- **What you have to do**
Please find the lines in the entries below that contain the word "thumb", and copy each one.

- **Study material**
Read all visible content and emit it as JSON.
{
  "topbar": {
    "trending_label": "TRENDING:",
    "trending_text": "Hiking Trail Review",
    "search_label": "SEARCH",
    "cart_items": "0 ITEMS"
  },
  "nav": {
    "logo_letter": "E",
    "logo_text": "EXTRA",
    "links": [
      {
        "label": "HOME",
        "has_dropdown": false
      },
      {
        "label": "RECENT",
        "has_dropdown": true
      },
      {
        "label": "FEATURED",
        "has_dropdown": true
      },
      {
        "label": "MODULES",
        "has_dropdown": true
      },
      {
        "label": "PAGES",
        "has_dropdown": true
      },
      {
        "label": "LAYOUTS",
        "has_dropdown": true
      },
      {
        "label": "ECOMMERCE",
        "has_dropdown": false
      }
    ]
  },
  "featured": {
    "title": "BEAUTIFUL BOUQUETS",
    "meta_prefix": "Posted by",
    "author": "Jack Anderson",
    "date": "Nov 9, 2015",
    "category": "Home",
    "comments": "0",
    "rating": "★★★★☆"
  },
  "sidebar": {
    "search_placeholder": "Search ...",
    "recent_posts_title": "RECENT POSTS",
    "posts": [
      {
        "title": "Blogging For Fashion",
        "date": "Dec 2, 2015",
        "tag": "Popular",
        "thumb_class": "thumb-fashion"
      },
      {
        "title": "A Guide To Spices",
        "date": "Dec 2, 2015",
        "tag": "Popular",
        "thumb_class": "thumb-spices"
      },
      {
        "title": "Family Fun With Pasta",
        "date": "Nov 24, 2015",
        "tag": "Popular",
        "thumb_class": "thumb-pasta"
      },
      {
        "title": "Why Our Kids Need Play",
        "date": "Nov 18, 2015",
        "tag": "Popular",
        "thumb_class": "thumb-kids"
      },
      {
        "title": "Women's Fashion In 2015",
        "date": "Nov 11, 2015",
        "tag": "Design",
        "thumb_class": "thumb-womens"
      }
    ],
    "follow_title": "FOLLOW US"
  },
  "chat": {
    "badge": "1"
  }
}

- **Answer to the problem**
        "thumb_class": "thumb-fashion"
        "thumb_class": "thumb-spices"
        "thumb_class": "thumb-pasta"
        "thumb_class": "thumb-kids"
        "thumb_class": "thumb-womens"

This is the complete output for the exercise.